- **Task directions**: Could you copy every record below exactly as it is written?

- **Input data**:

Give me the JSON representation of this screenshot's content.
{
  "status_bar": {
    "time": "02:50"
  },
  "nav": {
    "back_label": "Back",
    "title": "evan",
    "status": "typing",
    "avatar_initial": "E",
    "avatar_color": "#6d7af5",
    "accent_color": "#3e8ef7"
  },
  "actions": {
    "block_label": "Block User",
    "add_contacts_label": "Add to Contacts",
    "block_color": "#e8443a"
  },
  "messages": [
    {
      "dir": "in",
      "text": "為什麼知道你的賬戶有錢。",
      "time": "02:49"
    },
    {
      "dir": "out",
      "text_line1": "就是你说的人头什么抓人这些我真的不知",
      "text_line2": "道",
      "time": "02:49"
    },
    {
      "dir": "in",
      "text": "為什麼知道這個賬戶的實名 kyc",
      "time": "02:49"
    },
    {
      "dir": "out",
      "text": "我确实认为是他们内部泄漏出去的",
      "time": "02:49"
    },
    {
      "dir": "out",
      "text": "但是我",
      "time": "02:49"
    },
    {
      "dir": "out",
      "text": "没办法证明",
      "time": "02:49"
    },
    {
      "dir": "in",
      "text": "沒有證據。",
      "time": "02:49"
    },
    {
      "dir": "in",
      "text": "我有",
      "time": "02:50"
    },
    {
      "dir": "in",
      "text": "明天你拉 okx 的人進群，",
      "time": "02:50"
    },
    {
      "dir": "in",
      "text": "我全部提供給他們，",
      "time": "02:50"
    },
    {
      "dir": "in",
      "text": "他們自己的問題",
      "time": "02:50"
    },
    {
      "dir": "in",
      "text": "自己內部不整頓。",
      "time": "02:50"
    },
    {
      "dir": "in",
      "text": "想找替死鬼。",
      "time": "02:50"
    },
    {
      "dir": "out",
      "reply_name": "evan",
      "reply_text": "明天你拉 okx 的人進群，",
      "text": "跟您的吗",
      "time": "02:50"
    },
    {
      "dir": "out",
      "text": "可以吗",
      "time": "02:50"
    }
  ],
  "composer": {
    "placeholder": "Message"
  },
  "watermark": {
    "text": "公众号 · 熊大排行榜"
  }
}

- **Task result**:
Give me the JSON representation of this screenshot's content.
{
  "status_bar": {
    "time": "02:50"
  },
  "nav": {
    "back_label": "Back",
    "title": "evan",
    "status": "typing",
    "avatar_initial": "E",
    "avatar_color": "#6d7af5",
    "accent_color": "#3e8ef7"
  },
  "actions": {
    "block_label": "Block User",
    "add_contacts_label": "Add to Contacts",
    "block_color": "#e8443a"
  },
  "messages": [
    {
      "dir": "in",
      "text": "為什麼知道你的賬戶有錢。",
      "time": "02:49"
    },
    {
      "dir": "out",
      "text_line1": "就是你说的人头什么抓人这些我真的不知",
      "text_line2": "道",
      "time": "02:49"
    },
    {
      "dir": "in",
      "text": "為什麼知道這個賬戶的實名 kyc",
      "time": "02:49"
    },
    {
      "dir": "out",
      "text": "我确实认为是他们内部泄漏出去的",
      "time": "02:49"
    },
    {
      "dir": "out",
      "text": "但是我",
      "time": "02:49"
    },
    {
      "dir": "out",
      "text": "没办法证明",
      "time": "02:49"
    },
    {
      "dir": "in",
      "text": "沒有證據。",
      "time": "02:49"
    },
    {
      "dir": "in",
      "text": "我有",
      "time": "02:50"
    },
    {
      "dir": "in",
      "text": "明天你拉 okx 的人進群，",
      "time": "02:50"
    },
    {
      "dir": "in",
      "text": "我全部提供給他們，",
      "time": "02:50"
    },
    {
      "dir": "in",
      "text": "他們自己的問題",
      "time": "02:50"
    },
    {
      "dir": "in",
      "text": "自己內部不整頓。",
      "time": "02:50"
    },
    {
      "dir": "in",
      "text": "想找替死鬼。",
      "time": "02:50"
    },
    {
      "dir": "out",
      "reply_name": "evan",
      "reply_text": "明天你拉 okx 的人進群，",
      "text": "跟您的吗",
      "time": "02:50"
    },
    {
      "dir": "out",
      "text": "可以吗",
      "time": "02:50"
    }
  ],
  "composer": {
    "placeholder": "Message"
  },
  "watermark": {
    "text": "公众号 · 熊大排行榜"
  }
}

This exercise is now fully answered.